-------- EXTRACTED RECORDS --------

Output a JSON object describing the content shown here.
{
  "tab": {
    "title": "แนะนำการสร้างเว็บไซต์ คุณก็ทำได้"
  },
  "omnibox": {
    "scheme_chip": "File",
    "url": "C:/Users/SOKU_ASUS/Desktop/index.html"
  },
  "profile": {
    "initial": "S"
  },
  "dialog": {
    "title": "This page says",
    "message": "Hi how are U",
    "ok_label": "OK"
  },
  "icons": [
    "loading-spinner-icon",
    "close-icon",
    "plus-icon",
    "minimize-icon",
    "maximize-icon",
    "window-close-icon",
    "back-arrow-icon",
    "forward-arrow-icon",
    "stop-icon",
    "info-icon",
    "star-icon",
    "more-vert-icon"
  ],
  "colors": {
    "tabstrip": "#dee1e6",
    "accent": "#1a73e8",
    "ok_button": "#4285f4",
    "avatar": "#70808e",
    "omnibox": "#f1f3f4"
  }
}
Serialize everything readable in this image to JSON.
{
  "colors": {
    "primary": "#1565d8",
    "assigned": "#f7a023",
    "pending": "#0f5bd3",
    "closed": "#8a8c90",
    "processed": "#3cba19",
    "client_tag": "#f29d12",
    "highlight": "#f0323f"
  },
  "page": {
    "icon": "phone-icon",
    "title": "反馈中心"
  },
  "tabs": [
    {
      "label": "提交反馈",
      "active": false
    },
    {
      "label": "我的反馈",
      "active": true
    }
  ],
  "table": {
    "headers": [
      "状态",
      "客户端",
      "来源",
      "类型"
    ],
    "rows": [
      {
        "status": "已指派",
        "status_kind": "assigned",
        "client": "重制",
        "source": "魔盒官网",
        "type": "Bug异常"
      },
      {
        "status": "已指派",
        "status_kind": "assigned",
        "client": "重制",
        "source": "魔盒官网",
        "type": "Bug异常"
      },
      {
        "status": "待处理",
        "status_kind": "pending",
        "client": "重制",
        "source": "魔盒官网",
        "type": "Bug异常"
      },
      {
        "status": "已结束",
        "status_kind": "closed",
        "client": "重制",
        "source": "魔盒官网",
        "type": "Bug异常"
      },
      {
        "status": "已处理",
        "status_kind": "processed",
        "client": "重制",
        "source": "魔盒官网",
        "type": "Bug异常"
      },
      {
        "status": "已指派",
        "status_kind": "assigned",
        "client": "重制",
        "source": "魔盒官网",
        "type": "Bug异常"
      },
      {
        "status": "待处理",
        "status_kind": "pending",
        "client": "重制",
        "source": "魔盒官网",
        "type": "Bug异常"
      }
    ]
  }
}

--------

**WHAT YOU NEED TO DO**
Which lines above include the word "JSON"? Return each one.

**TASK RESPONSE**
Output a JSON object describing the content shown here.
Serialize everything readable in this image to JSON.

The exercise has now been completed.